== Material provided
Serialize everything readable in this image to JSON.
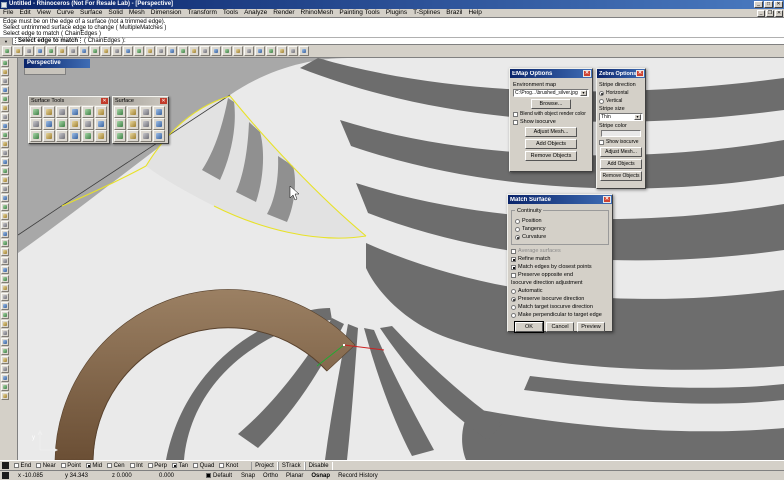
{
  "window": {
    "title": "Untitled - Rhinoceros (Not For Resale Lab) - [Perspective]"
  },
  "menu": {
    "items": [
      "File",
      "Edit",
      "View",
      "Curve",
      "Surface",
      "Solid",
      "Mesh",
      "Dimension",
      "Transform",
      "Tools",
      "Analyze",
      "Render",
      "RhinoMesh",
      "Painting Tools",
      "Plugins",
      "T-Splines",
      "Brazil",
      "Help"
    ]
  },
  "command_area": {
    "history": [
      "Edge must be on the edge of a surface (not a trimmed edge).",
      "Select untrimmed surface edge to change ( MultipleMatches )",
      "Select edge to match ( ChainEdges )"
    ],
    "prompt": "Select edge to match",
    "prompt_options": "( ChainEdges ):"
  },
  "toolbar": {
    "icons": [
      "new-file",
      "open-file",
      "save-file",
      "print",
      "cut",
      "copy-to-clipboard",
      "paste",
      "undo",
      "redo",
      "delete",
      "select-all",
      "zoom-window",
      "zoom-extents",
      "zoom-selected",
      "pan-view",
      "rotate-view",
      "named-views",
      "move",
      "copy-object",
      "rotate",
      "scale",
      "mirror",
      "join",
      "explode",
      "trim",
      "split",
      "object-properties",
      "help"
    ]
  },
  "left_toolbar": {
    "icons": [
      "pointer",
      "point",
      "polyline",
      "curve",
      "circle",
      "arc",
      "ellipse",
      "rectangle",
      "polygon",
      "line",
      "helix",
      "text",
      "surface-3pt",
      "plane",
      "loft",
      "revolve",
      "sweep-1",
      "sweep-2",
      "box",
      "sphere",
      "cylinder",
      "cone",
      "torus",
      "pipe",
      "mesh-box",
      "join",
      "explode",
      "trim",
      "split",
      "extend",
      "fillet",
      "chamfer",
      "offset",
      "move",
      "copy",
      "rotate",
      "scale",
      "mirror"
    ]
  },
  "viewport": {
    "label": "Perspective",
    "axis_label": "y"
  },
  "palettes": {
    "surface_tools": {
      "title": "Surface Tools",
      "icons": [
        "fillet-surface",
        "chamfer-surface",
        "extend-surface",
        "blend-surface",
        "match-surface",
        "merge-surfaces",
        "join-surfaces",
        "untrim-surface",
        "split-surface",
        "trim-surface",
        "rebuild-surface",
        "change-surface-degree",
        "insert-knot",
        "remove-knot",
        "shrink-trimmed-surface",
        "offset-surface",
        "variable-radius-fillet",
        "connect-surfaces"
      ]
    },
    "surface": {
      "title": "Surface",
      "icons": [
        "surface-from-3-points",
        "surface-from-edge-curves",
        "loft",
        "extrude-curve",
        "revolve",
        "rail-revolve",
        "sweep-1-rail",
        "sweep-2-rails",
        "surface-from-network",
        "patch",
        "drape",
        "plane-through-points"
      ]
    }
  },
  "dialogs": {
    "emap": {
      "title": "EMap Options",
      "env_label": "Environment map",
      "map_value": "C:\\Prog...\\brushed_silver.jpg",
      "browse": "Browse...",
      "blend_label": "Blend with object render color",
      "show_isocurve": "Show isocurve",
      "adjust_mesh": "Adjust Mesh...",
      "add_objects": "Add Objects",
      "remove_objects": "Remove Objects"
    },
    "zebra": {
      "title": "Zebra Options",
      "stripe_direction": "Stripe direction",
      "horizontal": "Horizontal",
      "vertical": "Vertical",
      "stripe_size": "Stripe size",
      "size_value": "Thin",
      "stripe_color": "Stripe color",
      "show_isocurve": "Show isocurve",
      "adjust_mesh": "Adjust Mesh...",
      "add_objects": "Add Objects",
      "remove_objects": "Remove Objects"
    },
    "match": {
      "title": "Match Surface",
      "continuity": "Continuity",
      "position": "Position",
      "tangency": "Tangency",
      "curvature": "Curvature",
      "average": "Average surfaces",
      "refine": "Refine match",
      "closest": "Match edges by closest points",
      "preserve_end": "Preserve opposite end",
      "iso_group": "Isocurve direction adjustment",
      "automatic": "Automatic",
      "preserve_iso": "Preserve isocurve direction",
      "match_target": "Match target isocurve direction",
      "perpendicular": "Make perpendicular to target edge",
      "ok": "OK",
      "cancel": "Cancel",
      "preview": "Preview"
    }
  },
  "status": {
    "osnaps": [
      {
        "label": "End",
        "checked": false
      },
      {
        "label": "Near",
        "checked": false
      },
      {
        "label": "Point",
        "checked": false
      },
      {
        "label": "Mid",
        "checked": true
      },
      {
        "label": "Cen",
        "checked": false
      },
      {
        "label": "Int",
        "checked": false
      },
      {
        "label": "Perp",
        "checked": false
      },
      {
        "label": "Tan",
        "checked": true
      },
      {
        "label": "Quad",
        "checked": false
      },
      {
        "label": "Knot",
        "checked": false
      }
    ],
    "osnap_buttons": [
      "Project",
      "STrack",
      "Disable"
    ],
    "coords": {
      "x": "x -10.085",
      "y": "y 34.343",
      "z": "z 0.000",
      "units": "0.000"
    },
    "layer": "Default",
    "toggles": [
      {
        "label": "Snap",
        "active": false
      },
      {
        "label": "Ortho",
        "active": false
      },
      {
        "label": "Planar",
        "active": false
      },
      {
        "label": "Osnap",
        "active": true
      },
      {
        "label": "Record History",
        "active": false
      }
    ]
  },
  "colors": {
    "titlebar": "#0a246a",
    "chrome": "#d4d0c8",
    "selection_edge": "#e8e228",
    "ring_brown": "#8a6f52",
    "stripe_dark": "#6d6d6d",
    "stripe_light": "#eaeaea"
  }
}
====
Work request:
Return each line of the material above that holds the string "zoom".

Solved problem:
      "zoom-window",
      "zoom-extents",
      "zoom-selected",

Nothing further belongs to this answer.